ASSIGNED TASK
Search the entries below. Return every line that has "true" in it.

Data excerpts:
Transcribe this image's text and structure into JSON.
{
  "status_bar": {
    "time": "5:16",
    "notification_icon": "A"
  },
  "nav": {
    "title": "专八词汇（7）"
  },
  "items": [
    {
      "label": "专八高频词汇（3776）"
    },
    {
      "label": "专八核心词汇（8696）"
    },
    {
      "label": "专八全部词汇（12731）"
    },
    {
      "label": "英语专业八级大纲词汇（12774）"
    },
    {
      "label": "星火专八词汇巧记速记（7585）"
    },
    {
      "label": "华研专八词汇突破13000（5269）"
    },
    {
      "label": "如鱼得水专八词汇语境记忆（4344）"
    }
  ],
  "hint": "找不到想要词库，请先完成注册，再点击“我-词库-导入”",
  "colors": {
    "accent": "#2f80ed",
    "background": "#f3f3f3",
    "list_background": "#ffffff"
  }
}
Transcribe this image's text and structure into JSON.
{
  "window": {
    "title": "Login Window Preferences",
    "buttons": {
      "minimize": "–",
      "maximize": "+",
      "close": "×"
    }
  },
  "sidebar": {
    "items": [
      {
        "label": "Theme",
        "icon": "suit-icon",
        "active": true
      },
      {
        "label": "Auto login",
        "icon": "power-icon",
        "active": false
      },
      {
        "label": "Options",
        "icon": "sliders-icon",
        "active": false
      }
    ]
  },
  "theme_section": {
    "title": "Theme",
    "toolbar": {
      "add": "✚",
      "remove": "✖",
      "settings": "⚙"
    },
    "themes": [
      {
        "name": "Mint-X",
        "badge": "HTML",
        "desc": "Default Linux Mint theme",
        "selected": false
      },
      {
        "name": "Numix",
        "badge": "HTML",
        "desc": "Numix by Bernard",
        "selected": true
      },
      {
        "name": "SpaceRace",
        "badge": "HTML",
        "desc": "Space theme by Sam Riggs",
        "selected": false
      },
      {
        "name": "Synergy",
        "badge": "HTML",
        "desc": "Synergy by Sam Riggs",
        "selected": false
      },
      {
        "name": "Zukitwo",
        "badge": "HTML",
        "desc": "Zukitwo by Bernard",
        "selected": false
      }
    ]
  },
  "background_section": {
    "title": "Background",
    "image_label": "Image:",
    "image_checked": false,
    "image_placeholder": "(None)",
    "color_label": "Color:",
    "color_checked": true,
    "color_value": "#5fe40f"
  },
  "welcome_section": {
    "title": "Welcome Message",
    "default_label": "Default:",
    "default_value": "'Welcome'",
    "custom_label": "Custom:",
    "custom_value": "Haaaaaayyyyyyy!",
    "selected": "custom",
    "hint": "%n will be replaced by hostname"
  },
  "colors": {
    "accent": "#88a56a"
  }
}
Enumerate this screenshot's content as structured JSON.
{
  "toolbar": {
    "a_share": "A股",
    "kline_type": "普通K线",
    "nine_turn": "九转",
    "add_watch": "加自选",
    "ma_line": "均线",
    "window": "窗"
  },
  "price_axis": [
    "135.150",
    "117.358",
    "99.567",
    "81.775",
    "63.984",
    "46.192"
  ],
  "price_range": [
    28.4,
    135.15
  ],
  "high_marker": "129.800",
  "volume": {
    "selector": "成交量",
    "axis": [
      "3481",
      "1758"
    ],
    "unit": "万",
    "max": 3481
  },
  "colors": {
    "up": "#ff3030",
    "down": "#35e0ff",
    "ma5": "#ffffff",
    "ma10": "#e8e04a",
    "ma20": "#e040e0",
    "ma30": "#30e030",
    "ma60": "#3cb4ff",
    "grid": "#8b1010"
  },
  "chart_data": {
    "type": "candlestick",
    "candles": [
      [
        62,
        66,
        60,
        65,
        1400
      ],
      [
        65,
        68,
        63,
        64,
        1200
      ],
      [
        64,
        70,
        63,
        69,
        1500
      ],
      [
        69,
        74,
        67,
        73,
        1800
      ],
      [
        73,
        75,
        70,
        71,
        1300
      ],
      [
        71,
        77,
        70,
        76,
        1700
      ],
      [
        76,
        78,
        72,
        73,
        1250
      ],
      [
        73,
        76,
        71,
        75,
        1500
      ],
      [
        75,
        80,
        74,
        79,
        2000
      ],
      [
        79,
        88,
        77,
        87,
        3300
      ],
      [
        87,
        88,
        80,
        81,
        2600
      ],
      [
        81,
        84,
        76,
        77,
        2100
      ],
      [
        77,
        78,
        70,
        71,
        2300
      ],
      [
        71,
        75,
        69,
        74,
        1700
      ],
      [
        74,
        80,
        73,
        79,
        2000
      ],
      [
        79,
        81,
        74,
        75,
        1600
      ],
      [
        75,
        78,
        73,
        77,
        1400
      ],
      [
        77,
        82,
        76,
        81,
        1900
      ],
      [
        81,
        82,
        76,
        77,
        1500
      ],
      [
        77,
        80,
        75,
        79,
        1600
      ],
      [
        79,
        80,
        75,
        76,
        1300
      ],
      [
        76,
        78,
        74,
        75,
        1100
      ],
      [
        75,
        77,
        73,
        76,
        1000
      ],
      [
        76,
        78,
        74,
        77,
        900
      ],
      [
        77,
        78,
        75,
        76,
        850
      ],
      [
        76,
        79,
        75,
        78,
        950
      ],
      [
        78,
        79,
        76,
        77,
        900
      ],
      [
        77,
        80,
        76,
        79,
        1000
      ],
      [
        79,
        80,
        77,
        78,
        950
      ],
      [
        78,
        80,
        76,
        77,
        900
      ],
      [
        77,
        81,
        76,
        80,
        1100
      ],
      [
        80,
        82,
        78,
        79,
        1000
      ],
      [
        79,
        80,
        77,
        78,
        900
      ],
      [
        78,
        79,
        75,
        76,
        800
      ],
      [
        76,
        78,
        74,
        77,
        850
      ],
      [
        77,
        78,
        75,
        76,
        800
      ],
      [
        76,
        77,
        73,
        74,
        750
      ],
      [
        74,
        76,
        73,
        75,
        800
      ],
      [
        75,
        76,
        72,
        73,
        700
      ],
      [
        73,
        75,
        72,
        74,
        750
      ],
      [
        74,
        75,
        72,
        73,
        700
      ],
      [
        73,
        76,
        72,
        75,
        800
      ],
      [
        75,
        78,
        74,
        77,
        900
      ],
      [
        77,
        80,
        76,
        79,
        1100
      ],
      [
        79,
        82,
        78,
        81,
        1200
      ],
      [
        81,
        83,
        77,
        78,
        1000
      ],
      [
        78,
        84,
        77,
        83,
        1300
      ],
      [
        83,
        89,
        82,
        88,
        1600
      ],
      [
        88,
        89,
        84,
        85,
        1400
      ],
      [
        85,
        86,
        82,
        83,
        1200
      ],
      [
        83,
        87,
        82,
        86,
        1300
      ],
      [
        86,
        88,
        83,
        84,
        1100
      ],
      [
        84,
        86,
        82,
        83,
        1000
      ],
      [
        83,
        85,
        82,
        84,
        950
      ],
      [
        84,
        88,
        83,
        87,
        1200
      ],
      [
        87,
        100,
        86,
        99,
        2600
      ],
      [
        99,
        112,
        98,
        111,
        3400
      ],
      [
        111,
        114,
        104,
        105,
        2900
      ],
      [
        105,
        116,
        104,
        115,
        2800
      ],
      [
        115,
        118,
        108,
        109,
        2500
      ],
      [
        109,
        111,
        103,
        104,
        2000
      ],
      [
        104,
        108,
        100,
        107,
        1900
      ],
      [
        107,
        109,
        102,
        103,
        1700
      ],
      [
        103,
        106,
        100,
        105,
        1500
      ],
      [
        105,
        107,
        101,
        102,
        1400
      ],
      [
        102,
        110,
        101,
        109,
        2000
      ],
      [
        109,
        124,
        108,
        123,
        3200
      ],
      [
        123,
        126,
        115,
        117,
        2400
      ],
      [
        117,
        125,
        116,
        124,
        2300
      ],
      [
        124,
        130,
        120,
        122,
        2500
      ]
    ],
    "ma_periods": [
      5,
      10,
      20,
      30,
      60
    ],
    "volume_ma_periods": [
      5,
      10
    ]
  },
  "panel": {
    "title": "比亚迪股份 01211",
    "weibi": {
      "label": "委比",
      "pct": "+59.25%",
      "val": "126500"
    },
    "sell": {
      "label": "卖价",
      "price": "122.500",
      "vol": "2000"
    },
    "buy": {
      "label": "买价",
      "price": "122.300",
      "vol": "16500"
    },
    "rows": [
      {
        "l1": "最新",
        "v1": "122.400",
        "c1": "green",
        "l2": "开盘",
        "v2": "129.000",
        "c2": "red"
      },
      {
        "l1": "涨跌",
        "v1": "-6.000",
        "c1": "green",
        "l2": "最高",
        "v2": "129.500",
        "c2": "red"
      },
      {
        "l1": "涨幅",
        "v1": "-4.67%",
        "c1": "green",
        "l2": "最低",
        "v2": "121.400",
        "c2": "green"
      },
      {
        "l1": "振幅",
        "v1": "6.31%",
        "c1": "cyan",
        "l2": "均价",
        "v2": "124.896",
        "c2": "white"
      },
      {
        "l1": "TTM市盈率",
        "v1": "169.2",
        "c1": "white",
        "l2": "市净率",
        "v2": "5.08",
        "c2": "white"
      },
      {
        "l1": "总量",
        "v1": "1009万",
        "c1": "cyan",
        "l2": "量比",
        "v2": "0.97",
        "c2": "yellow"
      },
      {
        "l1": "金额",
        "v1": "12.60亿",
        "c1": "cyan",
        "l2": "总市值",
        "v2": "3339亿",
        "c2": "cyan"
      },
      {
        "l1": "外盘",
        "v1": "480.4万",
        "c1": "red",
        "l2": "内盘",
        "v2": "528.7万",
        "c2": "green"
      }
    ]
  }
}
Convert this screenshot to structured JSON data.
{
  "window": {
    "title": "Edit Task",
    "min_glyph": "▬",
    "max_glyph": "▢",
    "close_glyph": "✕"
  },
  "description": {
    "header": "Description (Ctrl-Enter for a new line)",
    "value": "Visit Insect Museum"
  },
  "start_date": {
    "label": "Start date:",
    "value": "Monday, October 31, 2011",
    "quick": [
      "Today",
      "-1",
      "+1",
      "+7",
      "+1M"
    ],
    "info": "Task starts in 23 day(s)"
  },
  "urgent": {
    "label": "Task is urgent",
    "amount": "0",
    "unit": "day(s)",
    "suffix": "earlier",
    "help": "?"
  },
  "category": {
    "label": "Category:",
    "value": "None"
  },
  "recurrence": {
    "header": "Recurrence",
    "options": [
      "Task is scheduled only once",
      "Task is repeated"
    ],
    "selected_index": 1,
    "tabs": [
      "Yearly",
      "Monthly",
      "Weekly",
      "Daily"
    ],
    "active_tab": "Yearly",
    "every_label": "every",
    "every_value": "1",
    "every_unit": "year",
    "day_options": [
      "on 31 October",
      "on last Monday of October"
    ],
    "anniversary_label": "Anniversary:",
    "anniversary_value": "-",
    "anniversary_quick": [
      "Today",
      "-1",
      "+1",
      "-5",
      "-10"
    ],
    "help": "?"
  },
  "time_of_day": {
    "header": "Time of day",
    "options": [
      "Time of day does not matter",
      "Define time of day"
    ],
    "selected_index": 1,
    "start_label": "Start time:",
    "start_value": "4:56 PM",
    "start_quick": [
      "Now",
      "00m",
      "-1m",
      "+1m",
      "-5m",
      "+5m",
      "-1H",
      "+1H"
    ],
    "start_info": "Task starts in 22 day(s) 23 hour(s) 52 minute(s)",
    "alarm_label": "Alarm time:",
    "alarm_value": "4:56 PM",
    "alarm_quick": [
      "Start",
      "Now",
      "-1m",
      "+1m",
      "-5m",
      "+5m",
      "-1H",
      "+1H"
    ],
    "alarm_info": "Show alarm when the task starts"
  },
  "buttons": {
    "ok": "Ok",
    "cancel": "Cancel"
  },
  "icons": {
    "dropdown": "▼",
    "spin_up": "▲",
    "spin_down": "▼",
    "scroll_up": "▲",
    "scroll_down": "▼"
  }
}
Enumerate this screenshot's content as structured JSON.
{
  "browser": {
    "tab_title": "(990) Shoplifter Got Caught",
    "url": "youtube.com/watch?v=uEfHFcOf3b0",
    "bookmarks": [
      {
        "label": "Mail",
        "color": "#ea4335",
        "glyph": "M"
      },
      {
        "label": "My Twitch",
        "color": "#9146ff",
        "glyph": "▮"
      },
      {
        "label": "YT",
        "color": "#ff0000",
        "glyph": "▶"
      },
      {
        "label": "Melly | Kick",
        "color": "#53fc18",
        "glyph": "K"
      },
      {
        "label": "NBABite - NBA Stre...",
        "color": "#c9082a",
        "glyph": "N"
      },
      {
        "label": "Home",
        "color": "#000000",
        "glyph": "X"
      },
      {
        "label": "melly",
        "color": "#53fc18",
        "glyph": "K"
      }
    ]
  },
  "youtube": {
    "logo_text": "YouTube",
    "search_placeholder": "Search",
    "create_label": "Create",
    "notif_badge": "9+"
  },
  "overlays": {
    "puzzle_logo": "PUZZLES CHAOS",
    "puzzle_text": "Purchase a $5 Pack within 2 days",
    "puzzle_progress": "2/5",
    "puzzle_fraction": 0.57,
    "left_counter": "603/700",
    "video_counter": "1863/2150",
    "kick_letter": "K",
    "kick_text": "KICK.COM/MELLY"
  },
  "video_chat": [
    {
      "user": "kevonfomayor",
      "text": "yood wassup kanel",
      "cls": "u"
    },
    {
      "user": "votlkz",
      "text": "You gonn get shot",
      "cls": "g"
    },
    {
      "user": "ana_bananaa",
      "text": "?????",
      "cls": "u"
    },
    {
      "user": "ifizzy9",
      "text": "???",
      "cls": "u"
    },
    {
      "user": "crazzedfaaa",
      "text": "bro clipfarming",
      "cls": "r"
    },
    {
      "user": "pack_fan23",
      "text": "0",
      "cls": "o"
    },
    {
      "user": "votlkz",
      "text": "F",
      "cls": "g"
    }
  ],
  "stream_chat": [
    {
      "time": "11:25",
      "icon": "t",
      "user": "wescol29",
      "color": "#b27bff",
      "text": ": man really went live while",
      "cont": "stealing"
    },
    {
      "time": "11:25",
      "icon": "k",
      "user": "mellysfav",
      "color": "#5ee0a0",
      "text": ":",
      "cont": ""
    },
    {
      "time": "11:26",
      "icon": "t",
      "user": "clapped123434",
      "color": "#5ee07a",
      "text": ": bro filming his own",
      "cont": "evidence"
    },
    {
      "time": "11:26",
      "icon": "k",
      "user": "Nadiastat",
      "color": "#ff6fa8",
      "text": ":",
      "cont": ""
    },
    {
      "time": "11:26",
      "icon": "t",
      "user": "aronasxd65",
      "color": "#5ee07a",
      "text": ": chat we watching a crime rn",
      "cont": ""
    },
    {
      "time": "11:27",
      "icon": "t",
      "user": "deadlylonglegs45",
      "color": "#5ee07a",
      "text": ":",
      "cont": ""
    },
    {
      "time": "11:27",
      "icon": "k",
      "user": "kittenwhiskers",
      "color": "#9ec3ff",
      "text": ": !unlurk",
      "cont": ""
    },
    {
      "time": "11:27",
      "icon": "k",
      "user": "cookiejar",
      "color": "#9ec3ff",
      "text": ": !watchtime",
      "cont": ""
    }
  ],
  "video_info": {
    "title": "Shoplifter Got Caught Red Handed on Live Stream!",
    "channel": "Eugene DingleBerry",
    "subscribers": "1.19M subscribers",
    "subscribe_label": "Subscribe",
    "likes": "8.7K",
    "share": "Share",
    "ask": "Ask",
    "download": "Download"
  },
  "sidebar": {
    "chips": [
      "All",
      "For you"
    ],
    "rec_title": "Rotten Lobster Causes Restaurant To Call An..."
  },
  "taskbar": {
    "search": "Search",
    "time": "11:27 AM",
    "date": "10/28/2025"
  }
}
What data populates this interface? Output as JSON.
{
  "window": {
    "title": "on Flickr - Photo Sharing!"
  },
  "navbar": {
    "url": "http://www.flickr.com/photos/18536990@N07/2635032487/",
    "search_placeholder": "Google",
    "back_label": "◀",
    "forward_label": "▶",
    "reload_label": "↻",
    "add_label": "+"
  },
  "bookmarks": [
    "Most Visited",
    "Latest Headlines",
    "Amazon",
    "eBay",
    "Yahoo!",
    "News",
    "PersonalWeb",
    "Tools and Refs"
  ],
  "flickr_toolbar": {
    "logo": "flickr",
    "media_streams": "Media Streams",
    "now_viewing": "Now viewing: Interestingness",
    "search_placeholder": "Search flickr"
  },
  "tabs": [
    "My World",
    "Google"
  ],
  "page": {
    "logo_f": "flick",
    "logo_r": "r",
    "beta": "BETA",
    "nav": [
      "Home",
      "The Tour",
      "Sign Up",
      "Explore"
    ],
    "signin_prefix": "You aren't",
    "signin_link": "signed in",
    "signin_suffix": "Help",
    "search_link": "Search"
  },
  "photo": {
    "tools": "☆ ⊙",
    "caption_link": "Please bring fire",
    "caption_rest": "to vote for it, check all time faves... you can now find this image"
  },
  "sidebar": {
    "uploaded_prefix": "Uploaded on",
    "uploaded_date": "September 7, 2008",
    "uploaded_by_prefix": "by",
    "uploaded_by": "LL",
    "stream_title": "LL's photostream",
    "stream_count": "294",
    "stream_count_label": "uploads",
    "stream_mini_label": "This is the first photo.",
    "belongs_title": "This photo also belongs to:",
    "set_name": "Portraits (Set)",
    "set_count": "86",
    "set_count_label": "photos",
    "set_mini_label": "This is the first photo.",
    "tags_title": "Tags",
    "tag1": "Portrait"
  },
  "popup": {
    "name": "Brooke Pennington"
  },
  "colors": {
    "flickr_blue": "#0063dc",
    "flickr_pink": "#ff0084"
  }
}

COMPLETED TASK
        "active": true
        "selected": true
    "color_checked": true,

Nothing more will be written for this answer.